Segment Start: STUDY MATERIAL

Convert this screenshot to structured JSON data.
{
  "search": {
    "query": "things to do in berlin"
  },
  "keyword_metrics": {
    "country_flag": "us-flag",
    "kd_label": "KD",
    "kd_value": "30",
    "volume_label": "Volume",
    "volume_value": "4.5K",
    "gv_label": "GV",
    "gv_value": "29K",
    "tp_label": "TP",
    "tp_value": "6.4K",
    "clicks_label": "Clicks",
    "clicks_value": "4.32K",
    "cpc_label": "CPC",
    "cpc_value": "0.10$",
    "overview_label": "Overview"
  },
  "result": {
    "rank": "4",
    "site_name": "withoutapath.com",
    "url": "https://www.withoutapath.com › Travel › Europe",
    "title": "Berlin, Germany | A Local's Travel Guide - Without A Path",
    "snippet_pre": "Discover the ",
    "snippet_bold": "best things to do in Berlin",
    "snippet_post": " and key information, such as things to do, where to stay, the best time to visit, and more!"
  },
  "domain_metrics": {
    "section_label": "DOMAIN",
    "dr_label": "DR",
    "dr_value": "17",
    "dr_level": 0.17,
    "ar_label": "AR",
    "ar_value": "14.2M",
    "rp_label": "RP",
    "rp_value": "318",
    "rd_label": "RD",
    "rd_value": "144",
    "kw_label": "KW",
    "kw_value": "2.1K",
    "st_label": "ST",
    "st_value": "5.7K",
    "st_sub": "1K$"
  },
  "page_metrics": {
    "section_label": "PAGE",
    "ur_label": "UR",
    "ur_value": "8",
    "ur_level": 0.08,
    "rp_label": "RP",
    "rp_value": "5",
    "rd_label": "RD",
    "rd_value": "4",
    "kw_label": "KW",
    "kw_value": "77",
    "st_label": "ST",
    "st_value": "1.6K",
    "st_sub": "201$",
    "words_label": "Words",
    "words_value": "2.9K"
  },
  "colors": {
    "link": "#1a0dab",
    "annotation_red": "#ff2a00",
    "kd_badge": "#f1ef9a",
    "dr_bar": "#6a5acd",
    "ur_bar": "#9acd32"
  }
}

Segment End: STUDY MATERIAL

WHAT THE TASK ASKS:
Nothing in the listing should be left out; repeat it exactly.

SOLUTION TO THE PROBLEM:
Convert this screenshot to structured JSON data.
{
  "search": {
    "query": "things to do in berlin"
  },
  "keyword_metrics": {
    "country_flag": "us-flag",
    "kd_label": "KD",
    "kd_value": "30",
    "volume_label": "Volume",
    "volume_value": "4.5K",
    "gv_label": "GV",
    "gv_value": "29K",
    "tp_label": "TP",
    "tp_value": "6.4K",
    "clicks_label": "Clicks",
    "clicks_value": "4.32K",
    "cpc_label": "CPC",
    "cpc_value": "0.10$",
    "overview_label": "Overview"
  },
  "result": {
    "rank": "4",
    "site_name": "withoutapath.com",
    "url": "https://www.withoutapath.com › Travel › Europe",
    "title": "Berlin, Germany | A Local's Travel Guide - Without A Path",
    "snippet_pre": "Discover the ",
    "snippet_bold": "best things to do in Berlin",
    "snippet_post": " and key information, such as things to do, where to stay, the best time to visit, and more!"
  },
  "domain_metrics": {
    "section_label": "DOMAIN",
    "dr_label": "DR",
    "dr_value": "17",
    "dr_level": 0.17,
    "ar_label": "AR",
    "ar_value": "14.2M",
    "rp_label": "RP",
    "rp_value": "318",
    "rd_label": "RD",
    "rd_value": "144",
    "kw_label": "KW",
    "kw_value": "2.1K",
    "st_label": "ST",
    "st_value": "5.7K",
    "st_sub": "1K$"
  },
  "page_metrics": {
    "section_label": "PAGE",
    "ur_label": "UR",
    "ur_value": "8",
    "ur_level": 0.08,
    "rp_label": "RP",
    "rp_value": "5",
    "rd_label": "RD",
    "rd_value": "4",
    "kw_label": "KW",
    "kw_value": "77",
    "st_label": "ST",
    "st_value": "1.6K",
    "st_sub": "201$",
    "words_label": "Words",
    "words_value": "2.9K"
  },
  "colors": {
    "link": "#1a0dab",
    "annotation_red": "#ff2a00",
    "kd_badge": "#f1ef9a",
    "dr_bar": "#6a5acd",
    "ur_bar": "#9acd32"
  }
}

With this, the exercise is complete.